What is the Lottery?

The lottery is a form of gambling in which numbers are drawn for prizes. It is popular in many states. People buy tickets to win big money or items such as cars, houses, and other valuables. It is a form of legalized gambling, but the odds of winning are quite low. The government regulates lotteries, and it makes sure that the prize money is distributed fairly. Some states also have laws that prohibit players from buying multiple tickets.

Some of the first public lotteries were held in the Low Countries in the 15th century to raise money for town walls and other fortifications. Other early lotteries were private, such as the drawing of wood chips to determine who received a house or farm. The term “lottery” is derived from the Dutch word for fate, and it was used in this context to refer to events that are determined by chance.

Modern lotteries are a major source of state revenues, generating millions of dollars in ticket sales each year. The large majority of the proceeds go to prizes, which are usually cash. In a few states, a portion of the revenue is earmarked for education or other public projects. The popularity of lotteries has generated considerable controversy. While some people consider them an acceptable substitute for higher taxes, others argue that they promote vice and discourage savings.

Despite the controversy, there is no doubt that many people enjoy playing the lottery. The game appeals to the inextricable human urge to gamble. It can be an exciting, social activity that carries with it the promise of instant riches. Moreover, a cash prize has the potential to provide an escape from poverty and the frustrations of daily life.

It is important to understand the risks of playing the lottery. Before you decide to play, it is a good idea to consult an expert. This will help you make the right decision and minimize your risk of losing your money. The best thing you can do to increase your chances of winning is to diversify the number choices and avoid choosing numbers that end in similar digits. Additionally, you should avoid lottery games that are often played by a large number of people.

The American lotteries were developed as a means of collecting voluntary taxes and provided funds for many educational institutions in the United States, including Harvard, Dartmouth, Yale, King’s College (now Columbia), Union, Brown, and William and Mary. Benjamin Franklin sponsored a lottery to raise funds for cannons to defend Philadelphia during the Revolution, and Thomas Jefferson attempted a private lottery to relieve his crushing debts.

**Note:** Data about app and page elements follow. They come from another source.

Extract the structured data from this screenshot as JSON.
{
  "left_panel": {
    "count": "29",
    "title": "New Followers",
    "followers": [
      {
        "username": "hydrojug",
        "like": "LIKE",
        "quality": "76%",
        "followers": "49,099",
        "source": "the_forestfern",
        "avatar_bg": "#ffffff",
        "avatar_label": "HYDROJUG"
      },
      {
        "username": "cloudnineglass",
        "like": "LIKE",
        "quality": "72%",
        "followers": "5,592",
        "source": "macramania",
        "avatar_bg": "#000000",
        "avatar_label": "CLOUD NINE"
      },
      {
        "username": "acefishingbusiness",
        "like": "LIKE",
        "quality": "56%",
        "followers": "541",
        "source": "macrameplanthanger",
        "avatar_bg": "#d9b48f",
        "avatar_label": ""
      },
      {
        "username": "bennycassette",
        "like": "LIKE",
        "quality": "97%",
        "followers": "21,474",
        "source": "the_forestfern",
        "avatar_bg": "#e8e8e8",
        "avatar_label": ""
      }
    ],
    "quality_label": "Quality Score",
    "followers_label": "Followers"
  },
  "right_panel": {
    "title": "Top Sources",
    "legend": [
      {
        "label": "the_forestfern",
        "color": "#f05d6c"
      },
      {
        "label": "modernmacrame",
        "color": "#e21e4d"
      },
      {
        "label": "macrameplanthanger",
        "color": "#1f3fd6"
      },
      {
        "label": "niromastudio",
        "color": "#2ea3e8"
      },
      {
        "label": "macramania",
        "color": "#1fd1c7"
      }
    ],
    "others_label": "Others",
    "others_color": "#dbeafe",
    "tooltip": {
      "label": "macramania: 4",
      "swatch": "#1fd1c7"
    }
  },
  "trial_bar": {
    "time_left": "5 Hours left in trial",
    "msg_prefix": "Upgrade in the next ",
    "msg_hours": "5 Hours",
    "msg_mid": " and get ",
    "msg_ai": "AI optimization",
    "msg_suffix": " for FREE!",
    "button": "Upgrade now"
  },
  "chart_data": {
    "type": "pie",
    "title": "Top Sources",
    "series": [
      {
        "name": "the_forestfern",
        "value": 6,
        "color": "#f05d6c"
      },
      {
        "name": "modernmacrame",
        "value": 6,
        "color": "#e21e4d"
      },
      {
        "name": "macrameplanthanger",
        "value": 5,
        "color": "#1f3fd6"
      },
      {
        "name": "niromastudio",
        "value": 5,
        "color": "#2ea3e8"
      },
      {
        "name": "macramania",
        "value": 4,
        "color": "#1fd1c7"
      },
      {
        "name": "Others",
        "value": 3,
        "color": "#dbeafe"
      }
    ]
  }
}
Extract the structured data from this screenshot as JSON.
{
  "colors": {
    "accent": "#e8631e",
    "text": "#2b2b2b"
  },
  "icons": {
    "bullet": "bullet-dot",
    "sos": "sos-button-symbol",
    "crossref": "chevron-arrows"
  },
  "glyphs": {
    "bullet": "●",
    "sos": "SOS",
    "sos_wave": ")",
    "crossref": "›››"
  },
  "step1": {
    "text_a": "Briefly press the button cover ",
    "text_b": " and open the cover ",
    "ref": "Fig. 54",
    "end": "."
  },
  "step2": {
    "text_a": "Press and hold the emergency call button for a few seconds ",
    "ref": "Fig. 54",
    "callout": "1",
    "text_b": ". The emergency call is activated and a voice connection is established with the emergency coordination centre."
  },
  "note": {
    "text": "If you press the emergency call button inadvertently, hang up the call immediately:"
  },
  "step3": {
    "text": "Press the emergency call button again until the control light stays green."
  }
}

Americans spend over $80 billion on lottery tickets each year. The money could be put to much better use, such as building an emergency fund or paying off credit card debt. The odds of winning are extremely small, so it is important to play responsibly. While it is possible to win big, you should know the odds of winning before purchasing a lottery ticket.